- [WORK TO BE COMPLETED]:
From the records below, copy the lines that include "false".

=== DATASET EXTRACT ===

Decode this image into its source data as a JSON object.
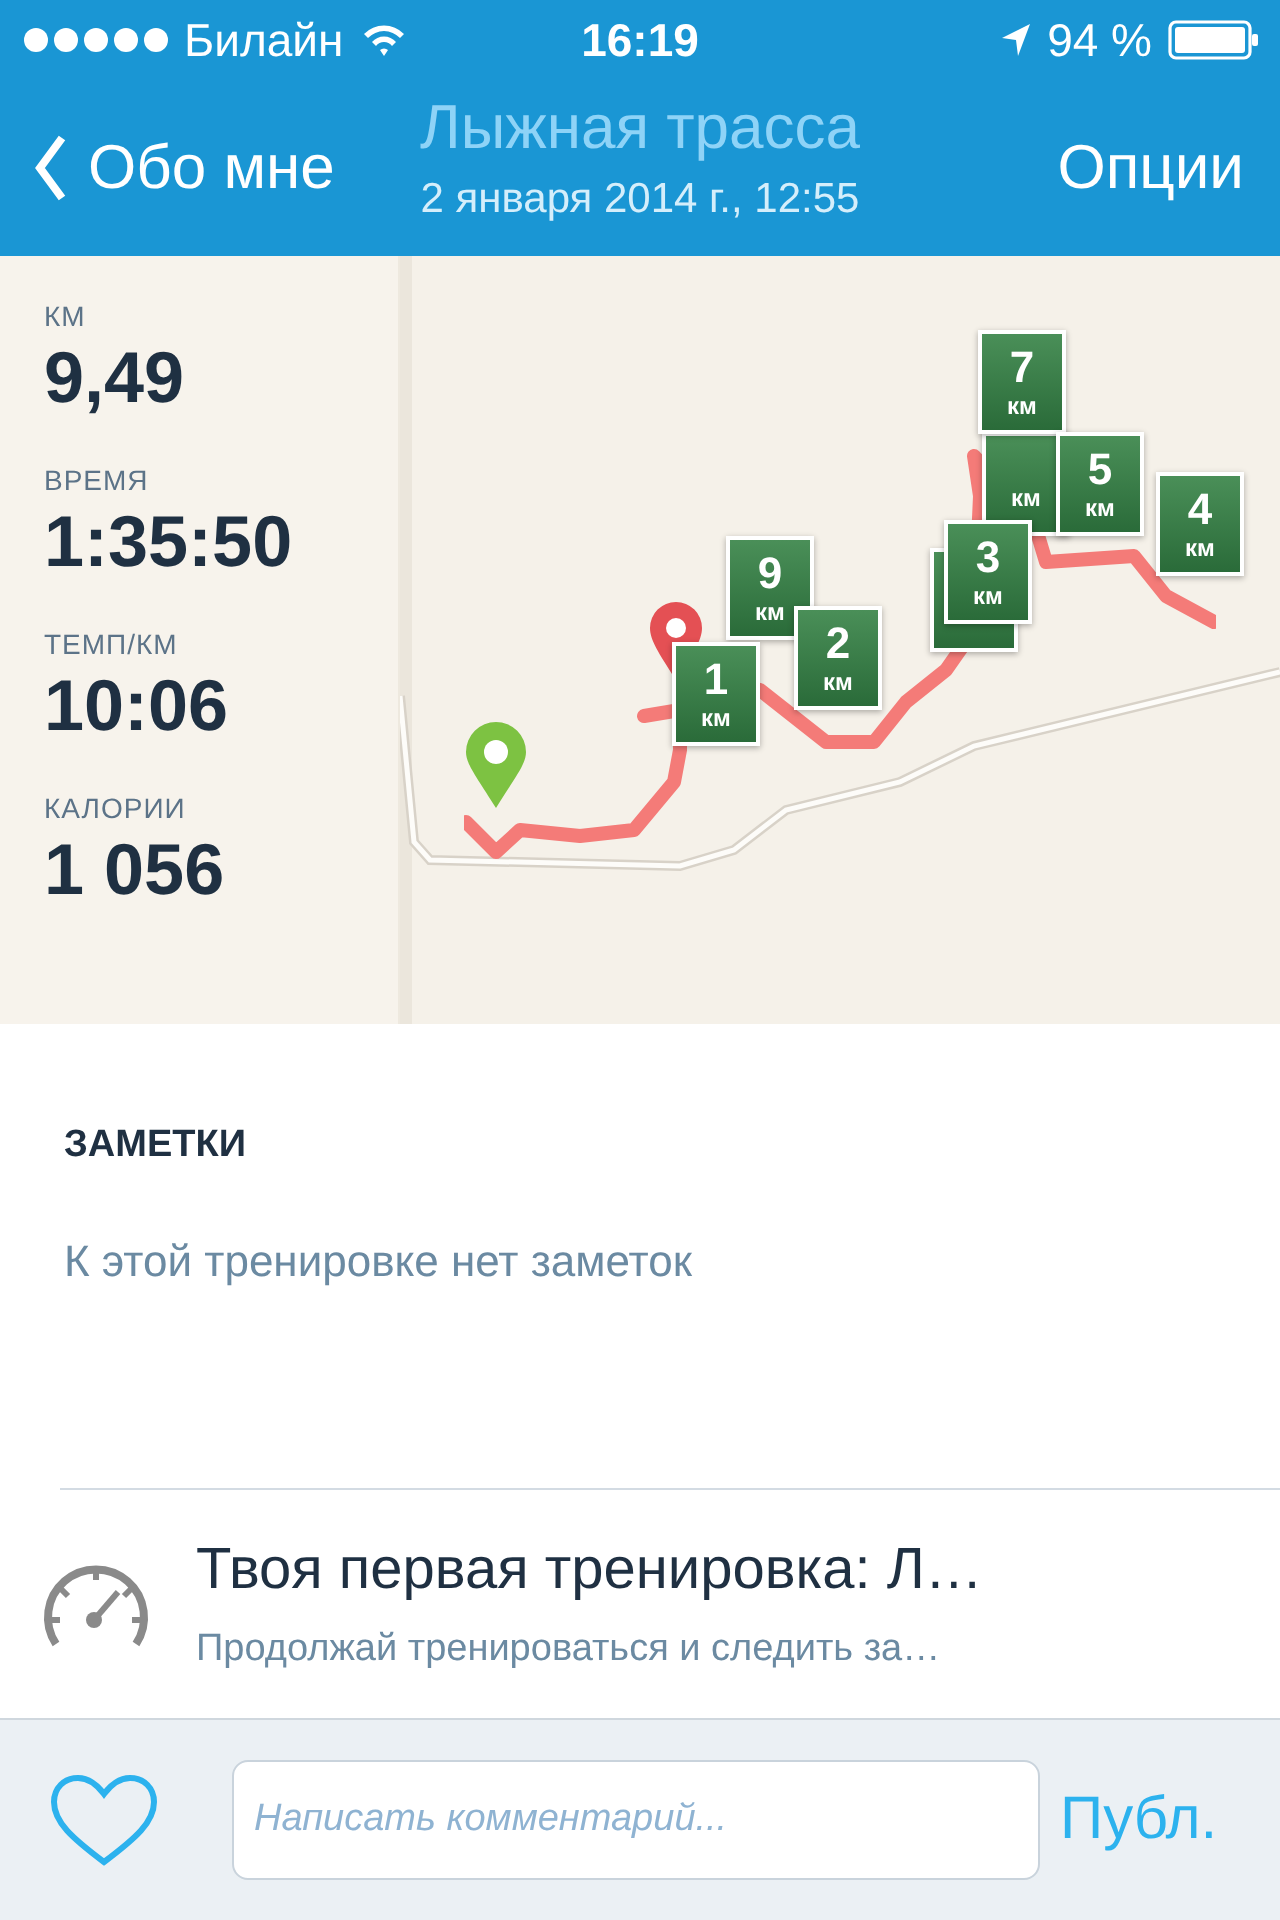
{
  "status_bar": {
    "carrier": "Билайн",
    "time": "16:19",
    "battery": "94 %"
  },
  "nav": {
    "back": "Обо мне",
    "title": "Лыжная трасса",
    "subtitle": "2 января 2014 г., 12:55",
    "action": "Опции"
  },
  "stats": [
    {
      "label": "КМ",
      "value": "9,49"
    },
    {
      "label": "ВРЕМЯ",
      "value": "1:35:50"
    },
    {
      "label": "ТЕМП/КМ",
      "value": "10:06"
    },
    {
      "label": "КАЛОРИИ",
      "value": "1 056"
    }
  ],
  "map": {
    "kind": "picture",
    "markers": [
      {
        "kind": "covered"
      },
      {
        "kind": "partial",
        "unit": "км"
      },
      {
        "kind": "full",
        "number": "7",
        "unit": "км"
      },
      {
        "kind": "full",
        "number": "5",
        "unit": "км"
      },
      {
        "kind": "full",
        "number": "4",
        "unit": "км"
      },
      {
        "kind": "full",
        "number": "3",
        "unit": "км"
      },
      {
        "kind": "full",
        "number": "9",
        "unit": "км"
      },
      {
        "kind": "full",
        "number": "2",
        "unit": "км"
      },
      {
        "kind": "full",
        "number": "1",
        "unit": "км"
      }
    ]
  },
  "notes": {
    "heading": "ЗАМЕТКИ",
    "text": "К этой тренировке нет заметок"
  },
  "achievement": {
    "title": "Твоя первая тренировка: Л…",
    "subtitle": "Продолжай тренироваться и следить за…"
  },
  "comment_bar": {
    "liked": false,
    "placeholder": "Написать комментарий...",
    "post": "Публ."
  }
}
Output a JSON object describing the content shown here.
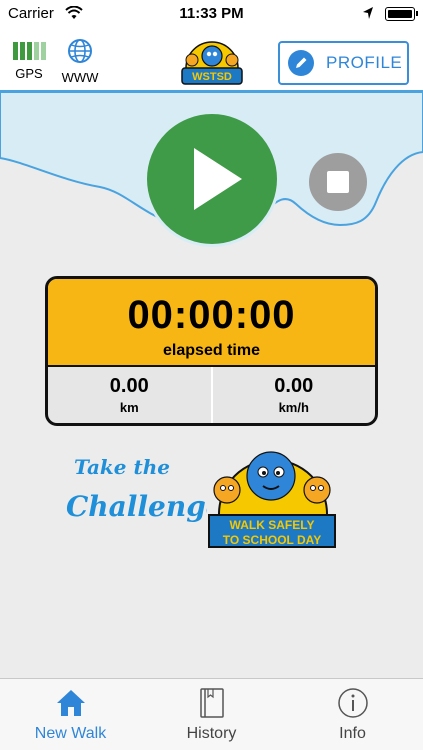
{
  "status_bar": {
    "carrier": "Carrier",
    "time": "11:33 PM"
  },
  "top_bar": {
    "gps_label": "GPS",
    "www_label": "WWW",
    "logo_text": "WSTSD",
    "profile_label": "PROFILE"
  },
  "timer": {
    "elapsed": "00:00:00",
    "elapsed_label": "elapsed time"
  },
  "stats": [
    {
      "value": "0.00",
      "unit": "km"
    },
    {
      "value": "0.00",
      "unit": "km/h"
    }
  ],
  "branding": {
    "challenge_line1": "Take the",
    "challenge_line2": "Challenge",
    "logo_line1": "WALK SAFELY",
    "logo_line2": "TO SCHOOL DAY"
  },
  "tabs": [
    {
      "label": "New Walk",
      "icon": "home-icon",
      "active": true
    },
    {
      "label": "History",
      "icon": "book-icon",
      "active": false
    },
    {
      "label": "Info",
      "icon": "info-icon",
      "active": false
    }
  ],
  "colors": {
    "accent": "#2f86d8",
    "play": "#3f9b47",
    "timer_bg": "#f7b614",
    "header_bg": "#d8ecf6"
  }
}
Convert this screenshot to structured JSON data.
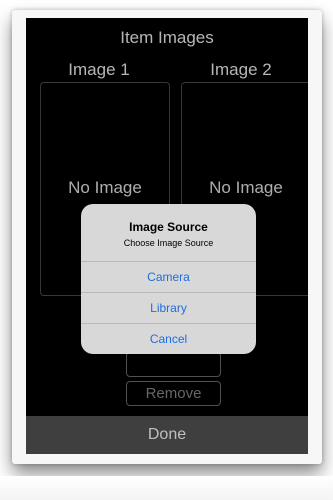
{
  "header": {
    "title": "Item Images"
  },
  "columns": [
    {
      "label": "Image 1",
      "placeholder": "No Image"
    },
    {
      "label": "Image 2",
      "placeholder": "No Image"
    }
  ],
  "actions": {
    "remove_label": "Remove"
  },
  "footer": {
    "done_label": "Done"
  },
  "alert": {
    "title": "Image Source",
    "message": "Choose Image Source",
    "buttons": [
      "Camera",
      "Library",
      "Cancel"
    ]
  },
  "colors": {
    "screen_background": "#000000",
    "done_bar": "#545454",
    "alert_background": "#dfdfdf",
    "alert_button_text": "#1e6fe0"
  }
}
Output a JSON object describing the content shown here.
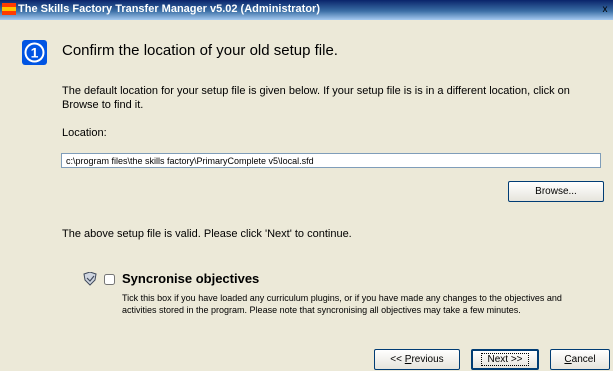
{
  "window": {
    "title": "The Skills Factory Transfer Manager v5.02 (Administrator)",
    "close_label": "x"
  },
  "step": {
    "number": "1",
    "heading": "Confirm the location of your old setup file.",
    "description": "The default location for your setup file is given below. If your setup file is is in a different location, click on Browse to find it."
  },
  "location": {
    "label": "Location:",
    "value": "c:\\program files\\the skills factory\\PrimaryComplete v5\\local.sfd"
  },
  "browse_label": "Browse...",
  "valid_message": "The above setup file is valid. Please click 'Next' to continue.",
  "sync": {
    "label": "Syncronise objectives",
    "checked": false,
    "description": "Tick this box if you have loaded any curriculum plugins, or if you have made any changes to the objectives and activities stored in the program. Please note that syncronising all objectives may take a few minutes."
  },
  "buttons": {
    "previous_prefix": "<< ",
    "previous_underlined": "P",
    "previous_rest": "revious",
    "next": "Next >>",
    "cancel_underlined": "C",
    "cancel_rest": "ancel"
  },
  "colors": {
    "titlebar": "#0a246a",
    "badge": "#0054e3",
    "dialog_bg": "#ece9d8"
  }
}
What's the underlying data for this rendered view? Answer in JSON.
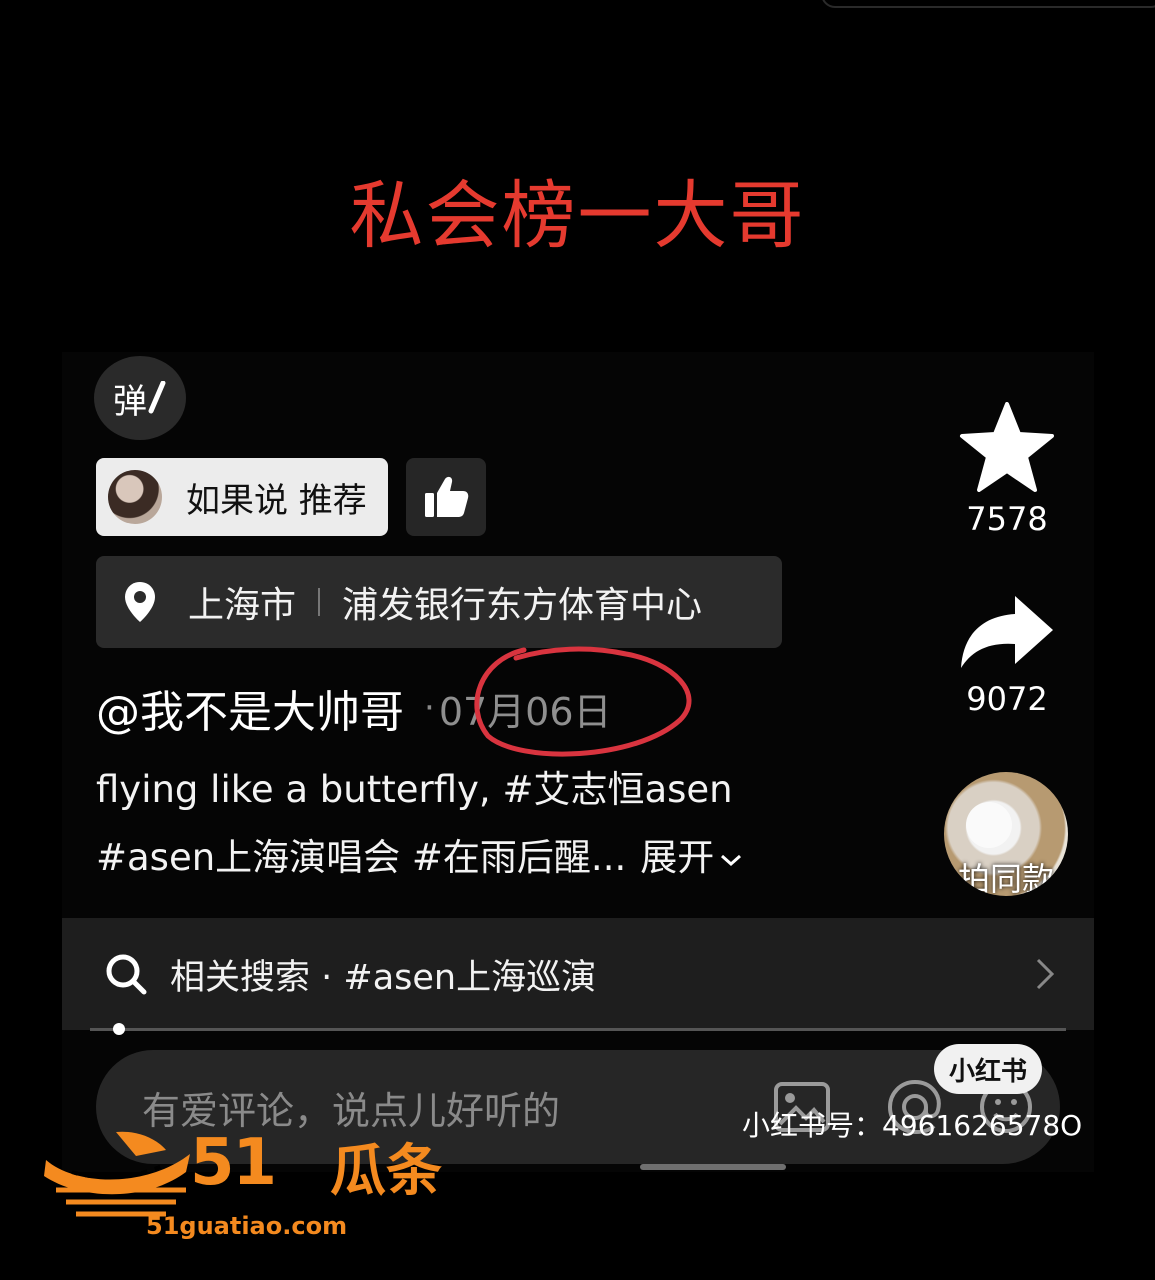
{
  "headline": "私会榜一大哥",
  "danmu_label": "弹",
  "recommend": {
    "label": "如果说 推荐"
  },
  "location": {
    "city": "上海市",
    "place": "浦发银行东方体育中心"
  },
  "post": {
    "author": "@我不是大帅哥",
    "date_sep": "·",
    "date": "07月06日",
    "desc_line1": "flying like a butterfly, #艾志恒asen",
    "desc_line2": "#asen上海演唱会 #在雨后醒...",
    "expand_label": "展开"
  },
  "actions": {
    "favorite_count": "7578",
    "share_count": "9072",
    "same_style_label": "拍同款"
  },
  "related_search": {
    "text": "相关搜索 · #asen上海巡演"
  },
  "comment": {
    "placeholder": "有爱评论，说点儿好听的"
  },
  "watermark": {
    "platform": "小红书",
    "platform_id": "小红书号：4961626578O",
    "site_number": "51",
    "site_name": "瓜条",
    "site_url": "51guatiao.com"
  },
  "colors": {
    "headline": "#e53a2f",
    "annotation_circle": "#d9343f",
    "brand": "#f48a1f"
  },
  "progress": 0.03
}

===

- [ANSWER SPACE]:
    "liked": false,
      "active": false
      "active": false
    "checked": false,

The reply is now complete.